Personally, I don’t understand it. From my viewpoint as a writer, I feel there is a limitless audience out there for books, for short stories, for poems. I read all sorts of books from all types of writers. It doesn’t matter if their traditionally published or self-published, if they have written fifty books or if it’s only their first. All I want is a good read, something to make me think or feel, and I want to support my fellow writers.

That’s why I enjoy giving feedback when I can. Lately, I’ve been a beta-reader for a young writer I met on Twitter. Every week he sends me a chapter from one of the books he’s working on and I set aside an hour or so to read it twice, then send him feedback. I point out things I see from both a writer and a reader perspective. Maybe it’s an awkward sentence, or maybe it’s something he could describe with a little more detail. I also point out things that I enjoy in each chapter, like a well written piece of dialogue or a line that perfectly encapsulates an important character trait. I try to give him a balanced report, some encouragement, and maybe help him to polish his writing skills.

I’m not trying to humble-brag here. I’m simply showing that art isn’t a competition. We should be supporting one another, encouraging each other, offering constructive feedback and promoting each others work.

But, unfortunately, there are artists out there who simply don’t get it. Maybe they’re secretly afraid their work doesn’t hold up, or maybe they’ve had a bit of success and feel that if anyone else succeeds it will somehow diminish their own accomplishments. Or maybe they’re just assholes.

I’ve seen it first hand and I’ve been a victim of it in the past. I’ve moved on, though. I’m a firm believer that, if you’re going to critique my work, then you better give me more than “I don’t like it” or “this sucks”. Great, you think my short story sucks…but why? Give me a reason why you think it sucks. Dialogue too stiff? Choppy narrative? Unlikable protagonist? If you can’t tell me why, then your criticism doesn’t mean anything to me. And no, it’s not going to affect my mood or my self-confidence in the slightest.
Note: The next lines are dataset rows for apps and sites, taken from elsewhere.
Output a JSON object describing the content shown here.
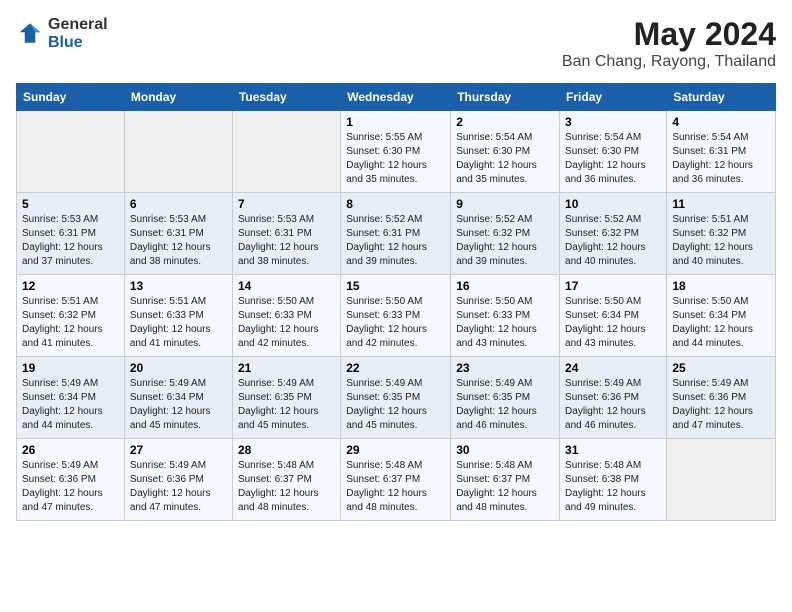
{
  "header": {
    "logo_general": "General",
    "logo_blue": "Blue",
    "title": "May 2024",
    "subtitle": "Ban Chang, Rayong, Thailand"
  },
  "calendar": {
    "weekdays": [
      "Sunday",
      "Monday",
      "Tuesday",
      "Wednesday",
      "Thursday",
      "Friday",
      "Saturday"
    ],
    "weeks": [
      [
        {
          "day": "",
          "info": ""
        },
        {
          "day": "",
          "info": ""
        },
        {
          "day": "",
          "info": ""
        },
        {
          "day": "1",
          "info": "Sunrise: 5:55 AM\nSunset: 6:30 PM\nDaylight: 12 hours\nand 35 minutes."
        },
        {
          "day": "2",
          "info": "Sunrise: 5:54 AM\nSunset: 6:30 PM\nDaylight: 12 hours\nand 35 minutes."
        },
        {
          "day": "3",
          "info": "Sunrise: 5:54 AM\nSunset: 6:30 PM\nDaylight: 12 hours\nand 36 minutes."
        },
        {
          "day": "4",
          "info": "Sunrise: 5:54 AM\nSunset: 6:31 PM\nDaylight: 12 hours\nand 36 minutes."
        }
      ],
      [
        {
          "day": "5",
          "info": "Sunrise: 5:53 AM\nSunset: 6:31 PM\nDaylight: 12 hours\nand 37 minutes."
        },
        {
          "day": "6",
          "info": "Sunrise: 5:53 AM\nSunset: 6:31 PM\nDaylight: 12 hours\nand 38 minutes."
        },
        {
          "day": "7",
          "info": "Sunrise: 5:53 AM\nSunset: 6:31 PM\nDaylight: 12 hours\nand 38 minutes."
        },
        {
          "day": "8",
          "info": "Sunrise: 5:52 AM\nSunset: 6:31 PM\nDaylight: 12 hours\nand 39 minutes."
        },
        {
          "day": "9",
          "info": "Sunrise: 5:52 AM\nSunset: 6:32 PM\nDaylight: 12 hours\nand 39 minutes."
        },
        {
          "day": "10",
          "info": "Sunrise: 5:52 AM\nSunset: 6:32 PM\nDaylight: 12 hours\nand 40 minutes."
        },
        {
          "day": "11",
          "info": "Sunrise: 5:51 AM\nSunset: 6:32 PM\nDaylight: 12 hours\nand 40 minutes."
        }
      ],
      [
        {
          "day": "12",
          "info": "Sunrise: 5:51 AM\nSunset: 6:32 PM\nDaylight: 12 hours\nand 41 minutes."
        },
        {
          "day": "13",
          "info": "Sunrise: 5:51 AM\nSunset: 6:33 PM\nDaylight: 12 hours\nand 41 minutes."
        },
        {
          "day": "14",
          "info": "Sunrise: 5:50 AM\nSunset: 6:33 PM\nDaylight: 12 hours\nand 42 minutes."
        },
        {
          "day": "15",
          "info": "Sunrise: 5:50 AM\nSunset: 6:33 PM\nDaylight: 12 hours\nand 42 minutes."
        },
        {
          "day": "16",
          "info": "Sunrise: 5:50 AM\nSunset: 6:33 PM\nDaylight: 12 hours\nand 43 minutes."
        },
        {
          "day": "17",
          "info": "Sunrise: 5:50 AM\nSunset: 6:34 PM\nDaylight: 12 hours\nand 43 minutes."
        },
        {
          "day": "18",
          "info": "Sunrise: 5:50 AM\nSunset: 6:34 PM\nDaylight: 12 hours\nand 44 minutes."
        }
      ],
      [
        {
          "day": "19",
          "info": "Sunrise: 5:49 AM\nSunset: 6:34 PM\nDaylight: 12 hours\nand 44 minutes."
        },
        {
          "day": "20",
          "info": "Sunrise: 5:49 AM\nSunset: 6:34 PM\nDaylight: 12 hours\nand 45 minutes."
        },
        {
          "day": "21",
          "info": "Sunrise: 5:49 AM\nSunset: 6:35 PM\nDaylight: 12 hours\nand 45 minutes."
        },
        {
          "day": "22",
          "info": "Sunrise: 5:49 AM\nSunset: 6:35 PM\nDaylight: 12 hours\nand 45 minutes."
        },
        {
          "day": "23",
          "info": "Sunrise: 5:49 AM\nSunset: 6:35 PM\nDaylight: 12 hours\nand 46 minutes."
        },
        {
          "day": "24",
          "info": "Sunrise: 5:49 AM\nSunset: 6:36 PM\nDaylight: 12 hours\nand 46 minutes."
        },
        {
          "day": "25",
          "info": "Sunrise: 5:49 AM\nSunset: 6:36 PM\nDaylight: 12 hours\nand 47 minutes."
        }
      ],
      [
        {
          "day": "26",
          "info": "Sunrise: 5:49 AM\nSunset: 6:36 PM\nDaylight: 12 hours\nand 47 minutes."
        },
        {
          "day": "27",
          "info": "Sunrise: 5:49 AM\nSunset: 6:36 PM\nDaylight: 12 hours\nand 47 minutes."
        },
        {
          "day": "28",
          "info": "Sunrise: 5:48 AM\nSunset: 6:37 PM\nDaylight: 12 hours\nand 48 minutes."
        },
        {
          "day": "29",
          "info": "Sunrise: 5:48 AM\nSunset: 6:37 PM\nDaylight: 12 hours\nand 48 minutes."
        },
        {
          "day": "30",
          "info": "Sunrise: 5:48 AM\nSunset: 6:37 PM\nDaylight: 12 hours\nand 48 minutes."
        },
        {
          "day": "31",
          "info": "Sunrise: 5:48 AM\nSunset: 6:38 PM\nDaylight: 12 hours\nand 49 minutes."
        },
        {
          "day": "",
          "info": ""
        }
      ]
    ]
  }
}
Over the years I’ve learned that I can’t gauge my skills or my self-worth as an artist by what other people think of my work. If they can give me honest feedback, point out things that I’ve missed or may not have thought about, and help me to improve my story and/or my skills, then I will be grateful and appreciative. But if they are just going to insult my work with no follow-through and try to make me feel like less of a writer, well, I’m not going to waste my time listening.

Maybe you’ve been lucky enough to have never encountered these people. If so, consider it a good thing. But if you do encounter someone like this, someone who doesn’t support your creativity, who makes you feel bad about your skills, or who tries to break down your self-confidence, then cut that person out of your creative life. They don’t deserve to read your stories, or view your paintings or drawings or photos, or listen to your music.

One of the most important things I’ve learned in life is that it’s too short for you to be wasting time on toxic people. Unless you’re a glutton for punishment, cut them loose. I prefer to be around people who are positive, who offer support and encouragement, who help me to improve myself. I’m not going to waste my limited time on this planet feeling stressed, anxious, or miserable due to some toxic ass who puts me down so they can feel superior. And I’m going to do my best to help other artists. I’m going to offer constructive feedback on their projects (when asked and when time allows). I’m going to encourage them to push the envelop, to try new things, to approach their art from other angles…just because it’s fun to get people to think differently. And I’m going to buy their art and show it to others. Sadly, I can’t do this as often as I’d like to, but I’ll do it when I can.

I hope you’re one of the people who supports others, who mentors and teaches, who offers a hand when someone needs help getting up. We need more people doing this. Helping someone else to succeed won’t hurt you in the least. And besides, it’s a great feeling when someone sincerely appreciates your help.

But be careful…it can be addicting.

RB